• **Problem to work on**: Extract all lines from the data beneath that include the word "placeholder".

• **Working data**:

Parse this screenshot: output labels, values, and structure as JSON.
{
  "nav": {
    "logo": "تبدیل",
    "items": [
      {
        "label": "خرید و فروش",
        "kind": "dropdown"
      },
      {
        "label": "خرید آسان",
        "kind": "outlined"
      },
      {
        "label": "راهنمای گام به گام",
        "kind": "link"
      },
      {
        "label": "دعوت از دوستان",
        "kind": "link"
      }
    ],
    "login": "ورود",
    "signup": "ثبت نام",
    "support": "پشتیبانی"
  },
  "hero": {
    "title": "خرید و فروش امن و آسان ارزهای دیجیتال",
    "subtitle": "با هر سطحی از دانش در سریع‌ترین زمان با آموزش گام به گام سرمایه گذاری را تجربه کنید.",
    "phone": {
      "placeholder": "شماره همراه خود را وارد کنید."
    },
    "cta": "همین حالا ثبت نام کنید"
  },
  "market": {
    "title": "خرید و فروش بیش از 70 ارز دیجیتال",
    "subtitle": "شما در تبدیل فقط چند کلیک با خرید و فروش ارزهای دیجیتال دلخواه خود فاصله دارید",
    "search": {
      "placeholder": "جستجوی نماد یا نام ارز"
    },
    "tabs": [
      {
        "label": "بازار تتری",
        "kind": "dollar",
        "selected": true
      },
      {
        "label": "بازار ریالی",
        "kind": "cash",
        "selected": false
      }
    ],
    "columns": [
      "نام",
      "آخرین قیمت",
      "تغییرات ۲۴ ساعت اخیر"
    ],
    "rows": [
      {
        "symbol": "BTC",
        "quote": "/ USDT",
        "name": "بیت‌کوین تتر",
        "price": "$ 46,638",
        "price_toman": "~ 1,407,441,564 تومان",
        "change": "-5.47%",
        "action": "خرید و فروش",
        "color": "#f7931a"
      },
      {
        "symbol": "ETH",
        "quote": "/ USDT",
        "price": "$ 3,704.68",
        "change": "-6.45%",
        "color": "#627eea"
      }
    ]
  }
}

• **Result**:
      "placeholder": "شماره همراه خود را وارد کنید."
      "placeholder": "جستجوی نماد یا نام ارز"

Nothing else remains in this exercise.